● Work request:
Where does the word "this" appear in the entries below? Copy each line that holds it.

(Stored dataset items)
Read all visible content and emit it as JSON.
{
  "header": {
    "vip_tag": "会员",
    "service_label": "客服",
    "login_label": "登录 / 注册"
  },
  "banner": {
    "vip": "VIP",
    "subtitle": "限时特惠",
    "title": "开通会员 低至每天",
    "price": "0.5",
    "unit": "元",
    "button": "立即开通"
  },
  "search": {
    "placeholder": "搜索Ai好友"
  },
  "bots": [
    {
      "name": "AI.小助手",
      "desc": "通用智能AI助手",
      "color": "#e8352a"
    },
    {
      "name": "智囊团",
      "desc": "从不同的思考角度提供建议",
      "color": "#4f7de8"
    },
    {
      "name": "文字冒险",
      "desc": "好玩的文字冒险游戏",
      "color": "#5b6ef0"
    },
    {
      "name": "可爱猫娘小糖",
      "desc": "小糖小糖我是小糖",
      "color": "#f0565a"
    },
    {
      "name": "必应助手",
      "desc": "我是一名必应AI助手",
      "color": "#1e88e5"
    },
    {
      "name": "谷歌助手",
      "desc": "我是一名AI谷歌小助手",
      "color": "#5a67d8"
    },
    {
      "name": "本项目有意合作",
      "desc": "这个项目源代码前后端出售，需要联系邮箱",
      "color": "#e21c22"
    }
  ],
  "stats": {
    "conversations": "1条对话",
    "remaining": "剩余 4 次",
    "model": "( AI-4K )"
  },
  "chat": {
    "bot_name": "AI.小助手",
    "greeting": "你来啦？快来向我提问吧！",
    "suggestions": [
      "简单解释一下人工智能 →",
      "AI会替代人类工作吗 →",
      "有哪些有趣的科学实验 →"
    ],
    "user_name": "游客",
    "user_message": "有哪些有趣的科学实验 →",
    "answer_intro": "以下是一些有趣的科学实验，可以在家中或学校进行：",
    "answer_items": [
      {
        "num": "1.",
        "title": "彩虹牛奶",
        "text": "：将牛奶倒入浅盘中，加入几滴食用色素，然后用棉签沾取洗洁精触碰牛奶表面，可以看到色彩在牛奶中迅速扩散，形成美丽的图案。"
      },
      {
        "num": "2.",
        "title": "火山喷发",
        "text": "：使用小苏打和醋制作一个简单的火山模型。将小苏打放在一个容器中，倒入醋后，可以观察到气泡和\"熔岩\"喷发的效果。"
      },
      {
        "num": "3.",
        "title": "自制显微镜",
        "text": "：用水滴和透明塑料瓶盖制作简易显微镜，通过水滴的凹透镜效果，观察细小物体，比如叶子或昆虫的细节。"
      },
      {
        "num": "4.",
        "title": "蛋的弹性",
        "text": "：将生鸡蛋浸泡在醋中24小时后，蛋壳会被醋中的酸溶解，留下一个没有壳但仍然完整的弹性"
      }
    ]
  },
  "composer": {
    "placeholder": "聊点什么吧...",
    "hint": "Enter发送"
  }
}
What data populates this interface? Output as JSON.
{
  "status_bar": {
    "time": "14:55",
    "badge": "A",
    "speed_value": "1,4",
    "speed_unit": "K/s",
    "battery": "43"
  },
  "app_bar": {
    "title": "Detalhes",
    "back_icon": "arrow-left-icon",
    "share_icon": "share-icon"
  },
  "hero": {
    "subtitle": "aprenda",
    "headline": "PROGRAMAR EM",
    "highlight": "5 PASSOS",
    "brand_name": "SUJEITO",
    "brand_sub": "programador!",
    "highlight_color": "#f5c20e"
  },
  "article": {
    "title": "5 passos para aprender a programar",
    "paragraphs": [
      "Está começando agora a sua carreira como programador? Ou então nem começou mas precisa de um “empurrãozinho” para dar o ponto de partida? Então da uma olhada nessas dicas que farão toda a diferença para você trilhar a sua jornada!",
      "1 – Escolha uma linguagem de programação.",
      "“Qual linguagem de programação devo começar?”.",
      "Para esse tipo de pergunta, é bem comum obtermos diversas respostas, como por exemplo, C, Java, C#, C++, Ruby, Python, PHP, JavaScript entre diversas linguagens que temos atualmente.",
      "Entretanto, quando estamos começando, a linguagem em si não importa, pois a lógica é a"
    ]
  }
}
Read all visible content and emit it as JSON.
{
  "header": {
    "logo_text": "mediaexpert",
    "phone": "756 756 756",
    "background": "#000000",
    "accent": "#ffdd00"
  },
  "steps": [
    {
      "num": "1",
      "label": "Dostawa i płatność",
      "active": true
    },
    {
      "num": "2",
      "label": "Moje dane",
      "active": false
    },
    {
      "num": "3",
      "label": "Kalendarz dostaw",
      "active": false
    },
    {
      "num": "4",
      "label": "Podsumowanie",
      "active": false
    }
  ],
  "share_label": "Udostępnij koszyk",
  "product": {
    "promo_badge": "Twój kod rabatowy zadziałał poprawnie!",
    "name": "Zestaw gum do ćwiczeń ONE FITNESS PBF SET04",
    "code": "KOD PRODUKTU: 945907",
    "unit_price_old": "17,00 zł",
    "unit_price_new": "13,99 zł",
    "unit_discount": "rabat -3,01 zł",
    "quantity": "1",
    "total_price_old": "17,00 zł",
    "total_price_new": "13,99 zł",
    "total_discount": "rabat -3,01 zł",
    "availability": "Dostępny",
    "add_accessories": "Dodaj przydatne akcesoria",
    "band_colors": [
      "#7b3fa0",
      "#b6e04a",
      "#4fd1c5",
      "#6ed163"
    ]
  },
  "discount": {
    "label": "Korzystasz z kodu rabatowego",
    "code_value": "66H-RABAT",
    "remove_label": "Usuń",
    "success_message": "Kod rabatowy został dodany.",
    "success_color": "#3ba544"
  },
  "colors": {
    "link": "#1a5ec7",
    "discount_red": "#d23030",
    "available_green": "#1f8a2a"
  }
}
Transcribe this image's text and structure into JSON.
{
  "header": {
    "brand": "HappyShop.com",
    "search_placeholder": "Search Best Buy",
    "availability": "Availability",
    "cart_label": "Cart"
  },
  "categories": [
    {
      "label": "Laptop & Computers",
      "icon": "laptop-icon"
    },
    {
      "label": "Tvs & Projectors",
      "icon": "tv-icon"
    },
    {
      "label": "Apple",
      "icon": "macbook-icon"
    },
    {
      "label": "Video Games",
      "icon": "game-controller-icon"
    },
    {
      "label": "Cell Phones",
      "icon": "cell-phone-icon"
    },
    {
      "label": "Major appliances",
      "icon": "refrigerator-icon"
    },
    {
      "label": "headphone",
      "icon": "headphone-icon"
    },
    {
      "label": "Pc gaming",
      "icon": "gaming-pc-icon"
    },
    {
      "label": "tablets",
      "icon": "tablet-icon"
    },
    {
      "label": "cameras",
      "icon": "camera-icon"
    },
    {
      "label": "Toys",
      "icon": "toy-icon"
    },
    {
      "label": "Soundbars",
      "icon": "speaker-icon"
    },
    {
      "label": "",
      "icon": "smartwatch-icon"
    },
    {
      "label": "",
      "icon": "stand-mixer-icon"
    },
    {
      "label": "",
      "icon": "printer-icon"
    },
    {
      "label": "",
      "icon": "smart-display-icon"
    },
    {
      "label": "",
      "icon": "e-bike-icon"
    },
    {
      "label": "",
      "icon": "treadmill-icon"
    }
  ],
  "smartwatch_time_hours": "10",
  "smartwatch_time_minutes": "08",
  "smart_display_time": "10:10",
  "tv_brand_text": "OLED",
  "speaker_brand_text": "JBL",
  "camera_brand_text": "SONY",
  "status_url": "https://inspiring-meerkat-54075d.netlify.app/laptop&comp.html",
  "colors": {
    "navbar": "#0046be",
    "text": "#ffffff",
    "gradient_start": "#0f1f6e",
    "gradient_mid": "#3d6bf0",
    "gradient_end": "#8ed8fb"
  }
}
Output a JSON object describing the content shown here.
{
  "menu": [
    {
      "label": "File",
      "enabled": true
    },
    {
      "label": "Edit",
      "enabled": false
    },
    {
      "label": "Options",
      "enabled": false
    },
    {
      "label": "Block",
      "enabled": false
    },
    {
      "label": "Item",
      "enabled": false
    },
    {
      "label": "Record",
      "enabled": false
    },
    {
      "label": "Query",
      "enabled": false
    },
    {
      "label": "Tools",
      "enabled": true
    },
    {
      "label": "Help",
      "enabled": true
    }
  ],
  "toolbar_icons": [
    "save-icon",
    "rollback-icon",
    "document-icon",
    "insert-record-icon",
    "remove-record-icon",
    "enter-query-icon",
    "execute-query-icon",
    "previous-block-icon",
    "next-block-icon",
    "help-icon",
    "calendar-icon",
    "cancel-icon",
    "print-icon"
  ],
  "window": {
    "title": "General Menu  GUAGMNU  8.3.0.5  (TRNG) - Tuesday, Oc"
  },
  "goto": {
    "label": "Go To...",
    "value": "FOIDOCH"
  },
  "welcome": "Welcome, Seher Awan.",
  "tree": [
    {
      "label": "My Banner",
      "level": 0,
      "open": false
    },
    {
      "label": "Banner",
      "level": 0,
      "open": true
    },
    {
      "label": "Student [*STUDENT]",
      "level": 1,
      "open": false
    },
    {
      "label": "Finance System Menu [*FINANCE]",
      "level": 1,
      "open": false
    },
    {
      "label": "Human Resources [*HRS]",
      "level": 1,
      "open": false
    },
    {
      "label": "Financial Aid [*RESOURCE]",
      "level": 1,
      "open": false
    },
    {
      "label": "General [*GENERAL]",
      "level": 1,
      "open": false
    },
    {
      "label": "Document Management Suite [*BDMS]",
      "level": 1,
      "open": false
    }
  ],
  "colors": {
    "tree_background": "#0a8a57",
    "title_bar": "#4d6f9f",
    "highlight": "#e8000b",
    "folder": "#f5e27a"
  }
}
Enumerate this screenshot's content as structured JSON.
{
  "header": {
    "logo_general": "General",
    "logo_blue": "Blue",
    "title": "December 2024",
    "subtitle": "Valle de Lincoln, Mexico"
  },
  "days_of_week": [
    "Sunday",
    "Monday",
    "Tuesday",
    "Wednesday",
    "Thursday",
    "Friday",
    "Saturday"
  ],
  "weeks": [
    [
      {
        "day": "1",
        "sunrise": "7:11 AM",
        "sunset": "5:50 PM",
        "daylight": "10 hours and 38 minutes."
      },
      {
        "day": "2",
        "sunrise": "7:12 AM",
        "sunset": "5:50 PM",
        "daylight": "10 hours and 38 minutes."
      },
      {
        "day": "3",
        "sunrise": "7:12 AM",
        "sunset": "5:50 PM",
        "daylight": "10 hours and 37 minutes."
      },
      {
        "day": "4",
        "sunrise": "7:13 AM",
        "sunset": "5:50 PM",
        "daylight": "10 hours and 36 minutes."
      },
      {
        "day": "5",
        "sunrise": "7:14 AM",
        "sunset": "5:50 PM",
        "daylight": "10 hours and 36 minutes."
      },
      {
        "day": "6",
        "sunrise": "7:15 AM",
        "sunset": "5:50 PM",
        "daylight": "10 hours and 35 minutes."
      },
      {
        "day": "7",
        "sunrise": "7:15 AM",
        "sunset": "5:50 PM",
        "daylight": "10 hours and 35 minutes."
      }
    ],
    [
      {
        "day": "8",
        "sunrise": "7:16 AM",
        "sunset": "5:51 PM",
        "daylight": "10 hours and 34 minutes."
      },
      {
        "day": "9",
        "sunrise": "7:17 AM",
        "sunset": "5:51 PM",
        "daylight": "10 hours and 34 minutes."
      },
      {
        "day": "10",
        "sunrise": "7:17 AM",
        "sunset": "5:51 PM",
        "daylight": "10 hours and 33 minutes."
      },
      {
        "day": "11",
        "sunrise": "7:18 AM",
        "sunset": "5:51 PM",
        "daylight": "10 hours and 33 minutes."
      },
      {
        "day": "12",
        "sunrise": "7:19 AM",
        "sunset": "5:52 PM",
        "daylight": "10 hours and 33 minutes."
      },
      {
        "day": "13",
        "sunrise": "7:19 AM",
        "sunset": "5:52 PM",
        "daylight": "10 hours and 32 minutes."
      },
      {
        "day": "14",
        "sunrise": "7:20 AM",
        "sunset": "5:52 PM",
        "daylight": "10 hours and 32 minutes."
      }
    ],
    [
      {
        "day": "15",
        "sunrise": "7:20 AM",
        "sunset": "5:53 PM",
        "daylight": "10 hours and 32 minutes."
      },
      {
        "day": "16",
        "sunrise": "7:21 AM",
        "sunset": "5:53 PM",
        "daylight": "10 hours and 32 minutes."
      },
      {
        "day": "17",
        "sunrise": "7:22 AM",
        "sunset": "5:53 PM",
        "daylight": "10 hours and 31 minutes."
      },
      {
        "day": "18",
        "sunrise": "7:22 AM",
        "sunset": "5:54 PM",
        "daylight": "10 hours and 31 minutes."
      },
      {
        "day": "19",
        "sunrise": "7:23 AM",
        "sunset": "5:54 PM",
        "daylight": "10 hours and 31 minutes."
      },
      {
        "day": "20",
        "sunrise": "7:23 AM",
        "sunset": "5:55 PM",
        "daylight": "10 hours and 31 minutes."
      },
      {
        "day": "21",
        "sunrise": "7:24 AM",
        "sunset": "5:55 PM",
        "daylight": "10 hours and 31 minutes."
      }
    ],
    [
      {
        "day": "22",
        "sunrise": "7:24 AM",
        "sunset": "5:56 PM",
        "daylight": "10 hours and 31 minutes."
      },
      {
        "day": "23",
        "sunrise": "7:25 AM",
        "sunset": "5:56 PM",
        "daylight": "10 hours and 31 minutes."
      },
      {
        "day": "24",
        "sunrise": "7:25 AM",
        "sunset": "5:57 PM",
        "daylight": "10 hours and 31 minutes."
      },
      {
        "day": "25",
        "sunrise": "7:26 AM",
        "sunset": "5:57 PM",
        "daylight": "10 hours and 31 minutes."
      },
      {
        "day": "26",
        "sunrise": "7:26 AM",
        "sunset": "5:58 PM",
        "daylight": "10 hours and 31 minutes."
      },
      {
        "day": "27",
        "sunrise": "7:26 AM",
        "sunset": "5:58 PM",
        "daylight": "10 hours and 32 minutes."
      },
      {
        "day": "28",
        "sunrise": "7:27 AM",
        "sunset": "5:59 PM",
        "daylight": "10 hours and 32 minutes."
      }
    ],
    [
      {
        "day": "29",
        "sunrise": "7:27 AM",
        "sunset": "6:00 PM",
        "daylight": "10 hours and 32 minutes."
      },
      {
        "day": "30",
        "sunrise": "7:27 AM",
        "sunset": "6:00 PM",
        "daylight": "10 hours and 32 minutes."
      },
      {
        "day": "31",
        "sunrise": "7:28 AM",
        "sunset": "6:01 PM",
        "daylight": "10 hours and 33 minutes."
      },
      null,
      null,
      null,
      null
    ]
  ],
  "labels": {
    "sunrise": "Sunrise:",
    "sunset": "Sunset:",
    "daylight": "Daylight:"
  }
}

● Output:
What data populates this interface? Output as JSON.
Transcribe this image's text and structure into JSON.
Enumerate this screenshot's content as structured JSON.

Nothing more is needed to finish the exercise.